● What is required:
Out of the data below, copy every line with the string "баллов".

● Records supplied:

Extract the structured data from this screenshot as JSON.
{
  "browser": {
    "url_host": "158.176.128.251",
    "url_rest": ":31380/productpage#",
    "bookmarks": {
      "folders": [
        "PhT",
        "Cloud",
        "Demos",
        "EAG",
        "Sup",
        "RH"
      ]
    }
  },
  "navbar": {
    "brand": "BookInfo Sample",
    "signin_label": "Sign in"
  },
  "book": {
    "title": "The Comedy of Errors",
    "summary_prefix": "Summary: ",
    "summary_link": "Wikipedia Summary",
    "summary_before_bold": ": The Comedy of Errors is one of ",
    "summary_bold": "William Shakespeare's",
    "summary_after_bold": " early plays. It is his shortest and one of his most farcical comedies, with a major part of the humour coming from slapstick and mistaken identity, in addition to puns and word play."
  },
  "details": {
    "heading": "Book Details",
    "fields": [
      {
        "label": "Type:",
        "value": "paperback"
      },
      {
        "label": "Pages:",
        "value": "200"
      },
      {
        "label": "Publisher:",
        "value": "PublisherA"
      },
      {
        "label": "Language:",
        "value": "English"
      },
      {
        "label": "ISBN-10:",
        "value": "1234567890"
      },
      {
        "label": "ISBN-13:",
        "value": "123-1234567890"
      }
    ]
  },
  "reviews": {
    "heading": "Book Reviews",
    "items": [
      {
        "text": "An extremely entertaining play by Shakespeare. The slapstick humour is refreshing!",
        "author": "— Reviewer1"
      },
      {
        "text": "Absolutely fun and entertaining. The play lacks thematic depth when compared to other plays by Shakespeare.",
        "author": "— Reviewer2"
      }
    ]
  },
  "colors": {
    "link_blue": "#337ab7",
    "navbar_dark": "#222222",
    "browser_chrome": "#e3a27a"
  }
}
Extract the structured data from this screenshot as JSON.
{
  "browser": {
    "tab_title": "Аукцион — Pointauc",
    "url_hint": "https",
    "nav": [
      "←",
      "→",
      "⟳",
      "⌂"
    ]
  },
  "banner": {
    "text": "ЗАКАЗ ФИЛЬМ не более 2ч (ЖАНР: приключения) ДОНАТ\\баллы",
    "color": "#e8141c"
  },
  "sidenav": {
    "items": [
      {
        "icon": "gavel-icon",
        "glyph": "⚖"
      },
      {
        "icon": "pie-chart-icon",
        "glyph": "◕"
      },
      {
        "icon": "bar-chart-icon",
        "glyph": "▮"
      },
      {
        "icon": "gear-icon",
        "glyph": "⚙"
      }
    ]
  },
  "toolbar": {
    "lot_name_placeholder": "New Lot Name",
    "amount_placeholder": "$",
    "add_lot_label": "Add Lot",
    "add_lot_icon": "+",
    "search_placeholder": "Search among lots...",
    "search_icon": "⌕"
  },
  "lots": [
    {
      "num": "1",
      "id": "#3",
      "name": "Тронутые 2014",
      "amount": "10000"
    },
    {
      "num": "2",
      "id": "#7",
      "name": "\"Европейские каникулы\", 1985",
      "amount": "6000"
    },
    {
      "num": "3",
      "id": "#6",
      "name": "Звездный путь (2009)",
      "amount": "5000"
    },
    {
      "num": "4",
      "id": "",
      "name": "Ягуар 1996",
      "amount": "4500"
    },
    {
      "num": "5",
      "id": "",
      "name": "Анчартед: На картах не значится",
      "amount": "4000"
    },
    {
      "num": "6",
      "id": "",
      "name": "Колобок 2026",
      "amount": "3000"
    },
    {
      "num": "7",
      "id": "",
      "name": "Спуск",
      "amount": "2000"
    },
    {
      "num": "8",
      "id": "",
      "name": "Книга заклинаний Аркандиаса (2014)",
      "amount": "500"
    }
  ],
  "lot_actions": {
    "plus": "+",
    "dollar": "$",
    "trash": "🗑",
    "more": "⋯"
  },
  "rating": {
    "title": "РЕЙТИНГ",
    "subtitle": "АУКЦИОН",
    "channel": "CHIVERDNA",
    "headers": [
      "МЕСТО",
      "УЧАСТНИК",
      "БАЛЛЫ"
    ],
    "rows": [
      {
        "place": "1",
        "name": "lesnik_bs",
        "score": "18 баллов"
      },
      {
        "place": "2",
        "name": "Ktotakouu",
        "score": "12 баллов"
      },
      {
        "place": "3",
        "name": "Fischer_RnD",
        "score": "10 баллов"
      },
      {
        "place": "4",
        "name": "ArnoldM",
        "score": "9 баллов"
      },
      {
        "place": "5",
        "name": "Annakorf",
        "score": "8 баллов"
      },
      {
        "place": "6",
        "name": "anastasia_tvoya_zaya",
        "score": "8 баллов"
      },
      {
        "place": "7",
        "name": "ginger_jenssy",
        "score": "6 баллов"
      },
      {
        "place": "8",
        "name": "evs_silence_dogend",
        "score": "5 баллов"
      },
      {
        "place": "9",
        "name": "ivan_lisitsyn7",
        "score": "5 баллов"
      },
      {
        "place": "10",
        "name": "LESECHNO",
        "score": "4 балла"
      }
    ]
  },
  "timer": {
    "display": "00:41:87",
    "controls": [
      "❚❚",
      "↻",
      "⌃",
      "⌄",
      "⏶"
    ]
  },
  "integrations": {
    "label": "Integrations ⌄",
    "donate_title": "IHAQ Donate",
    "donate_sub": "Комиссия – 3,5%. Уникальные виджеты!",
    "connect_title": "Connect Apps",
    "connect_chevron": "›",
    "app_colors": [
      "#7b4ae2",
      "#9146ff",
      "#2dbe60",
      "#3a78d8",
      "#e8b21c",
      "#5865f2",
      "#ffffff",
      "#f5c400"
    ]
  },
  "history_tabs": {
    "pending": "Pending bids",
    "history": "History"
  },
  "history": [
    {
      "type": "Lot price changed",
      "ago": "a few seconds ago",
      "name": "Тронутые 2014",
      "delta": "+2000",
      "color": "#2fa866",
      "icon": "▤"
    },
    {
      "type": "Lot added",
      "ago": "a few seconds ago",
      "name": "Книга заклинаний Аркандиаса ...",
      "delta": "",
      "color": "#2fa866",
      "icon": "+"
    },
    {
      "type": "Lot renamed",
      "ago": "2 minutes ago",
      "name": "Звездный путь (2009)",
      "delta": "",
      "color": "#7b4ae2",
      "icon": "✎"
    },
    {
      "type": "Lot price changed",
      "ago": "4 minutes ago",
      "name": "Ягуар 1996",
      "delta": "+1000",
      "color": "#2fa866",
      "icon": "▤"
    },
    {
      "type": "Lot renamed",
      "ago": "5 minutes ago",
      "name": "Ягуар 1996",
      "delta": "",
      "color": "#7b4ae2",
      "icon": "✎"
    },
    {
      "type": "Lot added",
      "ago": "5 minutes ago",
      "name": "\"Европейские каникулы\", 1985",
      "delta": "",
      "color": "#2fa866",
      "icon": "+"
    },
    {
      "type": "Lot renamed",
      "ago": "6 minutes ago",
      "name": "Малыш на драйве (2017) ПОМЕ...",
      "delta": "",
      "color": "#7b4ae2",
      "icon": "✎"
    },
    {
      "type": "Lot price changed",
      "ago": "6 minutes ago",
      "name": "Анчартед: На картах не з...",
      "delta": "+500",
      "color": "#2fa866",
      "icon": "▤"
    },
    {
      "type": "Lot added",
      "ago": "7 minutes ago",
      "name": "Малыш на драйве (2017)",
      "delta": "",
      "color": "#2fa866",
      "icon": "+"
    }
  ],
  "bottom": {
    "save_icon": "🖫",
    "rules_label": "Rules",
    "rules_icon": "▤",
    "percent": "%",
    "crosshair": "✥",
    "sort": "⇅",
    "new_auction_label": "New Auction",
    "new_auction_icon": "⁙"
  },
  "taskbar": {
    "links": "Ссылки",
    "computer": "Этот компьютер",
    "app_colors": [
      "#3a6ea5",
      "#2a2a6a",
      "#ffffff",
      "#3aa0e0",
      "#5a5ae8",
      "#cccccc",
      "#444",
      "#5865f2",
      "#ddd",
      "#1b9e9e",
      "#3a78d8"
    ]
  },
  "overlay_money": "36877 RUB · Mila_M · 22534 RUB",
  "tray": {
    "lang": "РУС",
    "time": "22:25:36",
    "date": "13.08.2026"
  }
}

● Your solution:
        "score": "18 баллов"
        "score": "12 баллов"
        "score": "10 баллов"
        "score": "9 баллов"
        "score": "8 баллов"
        "score": "8 баллов"
        "score": "6 баллов"
        "score": "5 баллов"
        "score": "5 баллов"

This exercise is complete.